The problem:
Find and copy each line of the listing below that has the word "header" in it.

[Given data]

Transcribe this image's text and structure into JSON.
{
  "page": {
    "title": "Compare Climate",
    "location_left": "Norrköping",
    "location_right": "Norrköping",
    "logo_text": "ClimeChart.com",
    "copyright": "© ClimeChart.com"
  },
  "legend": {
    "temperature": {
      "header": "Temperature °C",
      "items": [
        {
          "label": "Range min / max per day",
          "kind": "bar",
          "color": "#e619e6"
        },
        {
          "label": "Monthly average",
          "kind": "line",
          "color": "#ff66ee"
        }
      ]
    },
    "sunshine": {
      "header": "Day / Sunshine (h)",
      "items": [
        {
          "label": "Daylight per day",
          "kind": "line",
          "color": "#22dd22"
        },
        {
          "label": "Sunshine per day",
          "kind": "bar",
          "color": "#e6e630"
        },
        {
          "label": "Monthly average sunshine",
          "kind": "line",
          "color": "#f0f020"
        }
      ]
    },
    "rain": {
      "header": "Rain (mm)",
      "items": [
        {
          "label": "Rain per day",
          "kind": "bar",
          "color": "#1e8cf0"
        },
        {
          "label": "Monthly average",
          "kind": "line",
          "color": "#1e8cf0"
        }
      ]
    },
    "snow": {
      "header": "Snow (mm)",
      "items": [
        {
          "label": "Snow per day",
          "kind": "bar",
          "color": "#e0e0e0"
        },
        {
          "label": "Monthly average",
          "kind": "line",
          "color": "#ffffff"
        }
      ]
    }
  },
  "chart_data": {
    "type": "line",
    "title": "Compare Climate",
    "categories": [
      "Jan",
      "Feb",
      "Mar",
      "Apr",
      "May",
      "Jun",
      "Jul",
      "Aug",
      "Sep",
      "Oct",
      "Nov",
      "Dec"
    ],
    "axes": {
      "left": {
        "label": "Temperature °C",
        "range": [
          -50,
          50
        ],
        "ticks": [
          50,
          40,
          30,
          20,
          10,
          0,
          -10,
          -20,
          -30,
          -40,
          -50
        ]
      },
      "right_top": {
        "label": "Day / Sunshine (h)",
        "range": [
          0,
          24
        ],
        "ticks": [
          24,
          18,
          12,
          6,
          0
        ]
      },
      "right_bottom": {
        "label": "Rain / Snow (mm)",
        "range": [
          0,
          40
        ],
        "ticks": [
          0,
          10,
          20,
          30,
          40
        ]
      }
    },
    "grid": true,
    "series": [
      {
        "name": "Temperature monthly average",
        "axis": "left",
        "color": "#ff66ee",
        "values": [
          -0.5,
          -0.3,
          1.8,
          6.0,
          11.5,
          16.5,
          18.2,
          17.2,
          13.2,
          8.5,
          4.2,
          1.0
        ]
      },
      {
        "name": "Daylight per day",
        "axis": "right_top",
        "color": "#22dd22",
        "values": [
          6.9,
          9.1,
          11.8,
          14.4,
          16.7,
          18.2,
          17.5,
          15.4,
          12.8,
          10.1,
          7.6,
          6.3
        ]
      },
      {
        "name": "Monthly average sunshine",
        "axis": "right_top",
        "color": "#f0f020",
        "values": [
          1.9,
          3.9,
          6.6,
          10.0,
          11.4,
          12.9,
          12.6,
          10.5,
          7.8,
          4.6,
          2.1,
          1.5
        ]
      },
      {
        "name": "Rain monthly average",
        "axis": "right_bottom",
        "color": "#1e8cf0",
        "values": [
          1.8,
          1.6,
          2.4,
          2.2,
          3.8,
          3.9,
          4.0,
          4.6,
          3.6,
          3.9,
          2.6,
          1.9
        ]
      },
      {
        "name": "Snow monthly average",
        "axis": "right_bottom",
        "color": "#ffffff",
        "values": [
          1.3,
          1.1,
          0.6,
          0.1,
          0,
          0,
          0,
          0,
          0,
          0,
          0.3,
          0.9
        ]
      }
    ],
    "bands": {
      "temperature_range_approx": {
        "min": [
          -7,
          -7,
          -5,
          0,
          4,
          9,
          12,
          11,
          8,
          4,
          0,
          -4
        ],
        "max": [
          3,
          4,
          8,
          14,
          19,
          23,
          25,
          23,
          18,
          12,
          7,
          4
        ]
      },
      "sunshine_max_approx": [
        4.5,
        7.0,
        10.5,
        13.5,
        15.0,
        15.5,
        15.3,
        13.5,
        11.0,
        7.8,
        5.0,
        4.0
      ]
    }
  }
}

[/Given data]

Solution to this exercise:
      "header": "Temperature °C",
      "header": "Day / Sunshine (h)",
      "header": "Rain (mm)",
      "header": "Snow (mm)",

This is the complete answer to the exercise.